_Description of the task:_ Every line that contains the word "true" should be copied from the records below.

Extracted records:
# # # # #
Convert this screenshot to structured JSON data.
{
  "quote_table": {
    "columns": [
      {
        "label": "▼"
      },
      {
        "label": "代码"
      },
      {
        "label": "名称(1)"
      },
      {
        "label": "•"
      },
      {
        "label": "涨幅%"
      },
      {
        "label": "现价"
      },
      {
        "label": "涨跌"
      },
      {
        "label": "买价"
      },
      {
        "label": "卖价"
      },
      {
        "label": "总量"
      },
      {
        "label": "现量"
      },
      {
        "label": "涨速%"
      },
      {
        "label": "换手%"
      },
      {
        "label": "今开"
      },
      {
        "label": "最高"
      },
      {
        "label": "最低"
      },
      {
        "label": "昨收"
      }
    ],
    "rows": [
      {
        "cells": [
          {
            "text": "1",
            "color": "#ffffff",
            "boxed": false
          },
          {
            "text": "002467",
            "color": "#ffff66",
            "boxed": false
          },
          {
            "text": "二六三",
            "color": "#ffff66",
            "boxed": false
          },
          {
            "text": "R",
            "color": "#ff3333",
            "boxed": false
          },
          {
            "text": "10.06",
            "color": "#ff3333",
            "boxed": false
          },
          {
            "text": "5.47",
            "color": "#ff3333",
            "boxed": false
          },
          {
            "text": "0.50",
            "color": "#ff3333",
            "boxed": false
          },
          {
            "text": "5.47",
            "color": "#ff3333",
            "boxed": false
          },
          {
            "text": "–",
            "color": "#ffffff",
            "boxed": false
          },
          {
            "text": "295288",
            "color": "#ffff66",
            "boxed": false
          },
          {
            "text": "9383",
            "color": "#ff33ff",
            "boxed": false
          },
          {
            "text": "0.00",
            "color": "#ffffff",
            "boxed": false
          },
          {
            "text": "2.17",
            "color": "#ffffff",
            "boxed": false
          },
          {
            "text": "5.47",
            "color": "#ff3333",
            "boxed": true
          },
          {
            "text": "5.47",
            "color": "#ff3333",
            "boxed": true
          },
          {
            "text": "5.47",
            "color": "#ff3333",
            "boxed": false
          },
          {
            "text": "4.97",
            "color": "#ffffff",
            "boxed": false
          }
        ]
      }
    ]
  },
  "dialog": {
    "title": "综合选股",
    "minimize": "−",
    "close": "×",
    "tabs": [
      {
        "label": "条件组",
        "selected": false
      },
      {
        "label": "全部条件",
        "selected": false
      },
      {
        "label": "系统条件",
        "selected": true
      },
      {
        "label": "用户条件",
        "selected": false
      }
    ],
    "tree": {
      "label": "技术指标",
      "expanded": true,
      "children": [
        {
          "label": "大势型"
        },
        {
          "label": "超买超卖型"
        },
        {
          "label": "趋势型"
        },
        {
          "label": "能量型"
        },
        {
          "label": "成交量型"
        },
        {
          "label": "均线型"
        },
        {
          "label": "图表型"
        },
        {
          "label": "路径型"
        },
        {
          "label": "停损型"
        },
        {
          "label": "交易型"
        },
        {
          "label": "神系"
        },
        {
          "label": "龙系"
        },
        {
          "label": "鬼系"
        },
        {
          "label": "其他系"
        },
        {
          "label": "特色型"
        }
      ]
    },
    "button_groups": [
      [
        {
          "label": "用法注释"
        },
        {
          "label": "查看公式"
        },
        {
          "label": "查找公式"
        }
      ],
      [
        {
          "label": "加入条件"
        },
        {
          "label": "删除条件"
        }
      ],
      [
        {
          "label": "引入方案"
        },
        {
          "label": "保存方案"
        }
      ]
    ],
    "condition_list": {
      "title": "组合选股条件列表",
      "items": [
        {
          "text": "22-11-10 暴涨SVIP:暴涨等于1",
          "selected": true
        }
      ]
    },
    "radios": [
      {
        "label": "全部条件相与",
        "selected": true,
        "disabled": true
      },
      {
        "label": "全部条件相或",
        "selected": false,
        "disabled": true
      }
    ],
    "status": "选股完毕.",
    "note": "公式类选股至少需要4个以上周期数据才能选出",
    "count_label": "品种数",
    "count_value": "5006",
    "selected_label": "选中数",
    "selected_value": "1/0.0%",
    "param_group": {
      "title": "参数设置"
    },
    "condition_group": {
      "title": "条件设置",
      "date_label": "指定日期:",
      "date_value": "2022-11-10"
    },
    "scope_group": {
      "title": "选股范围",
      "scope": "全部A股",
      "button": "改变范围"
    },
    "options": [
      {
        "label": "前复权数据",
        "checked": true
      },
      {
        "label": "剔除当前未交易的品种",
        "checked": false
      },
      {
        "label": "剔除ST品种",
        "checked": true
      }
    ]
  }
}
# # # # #
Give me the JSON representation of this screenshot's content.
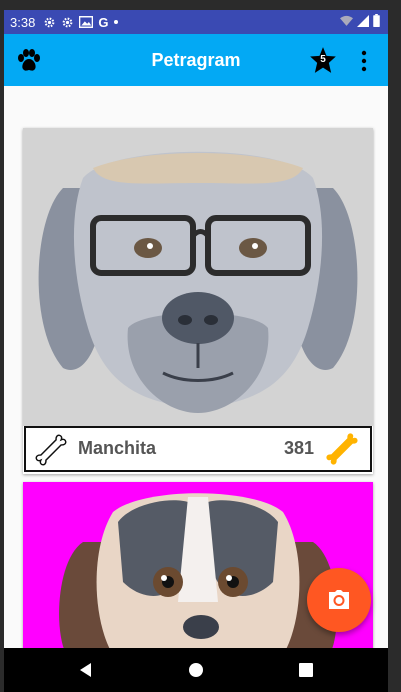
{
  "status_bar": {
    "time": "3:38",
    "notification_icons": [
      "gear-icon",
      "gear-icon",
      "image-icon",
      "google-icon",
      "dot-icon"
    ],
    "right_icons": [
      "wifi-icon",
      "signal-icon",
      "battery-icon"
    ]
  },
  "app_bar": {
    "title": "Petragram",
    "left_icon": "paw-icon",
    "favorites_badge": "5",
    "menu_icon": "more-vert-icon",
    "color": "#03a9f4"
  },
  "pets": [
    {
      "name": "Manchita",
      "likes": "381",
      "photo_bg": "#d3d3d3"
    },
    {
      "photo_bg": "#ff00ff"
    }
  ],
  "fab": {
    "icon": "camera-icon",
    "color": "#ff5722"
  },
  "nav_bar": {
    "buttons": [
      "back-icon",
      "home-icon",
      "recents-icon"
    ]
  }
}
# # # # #
_Answer:_
            "boxed": true
            "boxed": true
        "selected": true
      "expanded": true,
          "selected": true
        "selected": true,
        "disabled": true
        "disabled": true
        "checked": true
        "checked": true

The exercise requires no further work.